On October 23, Beijing time, a Japanese government source said that Japan plans to use facial recognition technology originally used for security purposes when it hosts the Tokyo Olympics and Paralympics next year to prevent the spread of the new coronavirus.
The original purpose of this technology is to ensure the safe identification of people and media participating in the Olympics, and to find suspicious people. As the new crown virus countermeasures have become a top priority for the government to successfully host the Olympics, the Japanese government immediately upgraded its safety plans. After all, due to the epidemic, the Tokyo Olympics has been postponed for a year.
According to sources, one of the plans is to deploy surveillance cameras equipped with this technology in stadiums and venues to record the temperature of the audience's face and body surface and check whether they wear masks.
The recorded data is expected to help identify possible new coronavirus carriers, track their routes, and notify those in close contact, thereby helping to prevent cluster infections in case an individual is found to be infected during the game.
According to sources, the government is also considering installing cameras at the entrances of athletes’ villages and training camps to record the date and time the athletes enter and exit.

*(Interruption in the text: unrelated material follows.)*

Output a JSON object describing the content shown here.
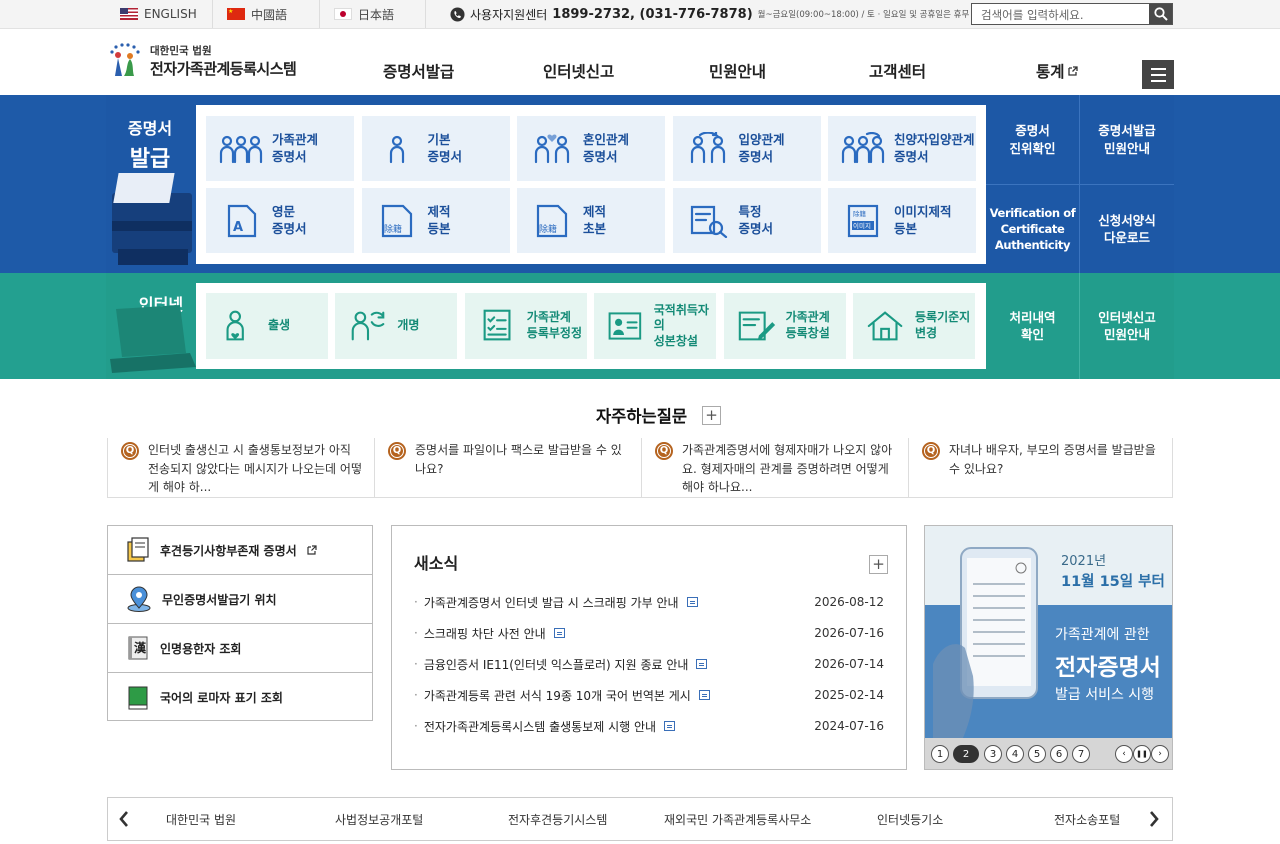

In this way, the Japanese authorities can check whether athletes and tourists from high-risk areas comply with government requirements and temporarily restrict their movements to prevent the spread of the virus.
To protect privacy, the body temperature and movement data of spectators during the game will be deleted after the game. These measures are expected to be included in the Japanese government's response to the new coronavirus response committee and discussed in the mid-term report at the end of the year.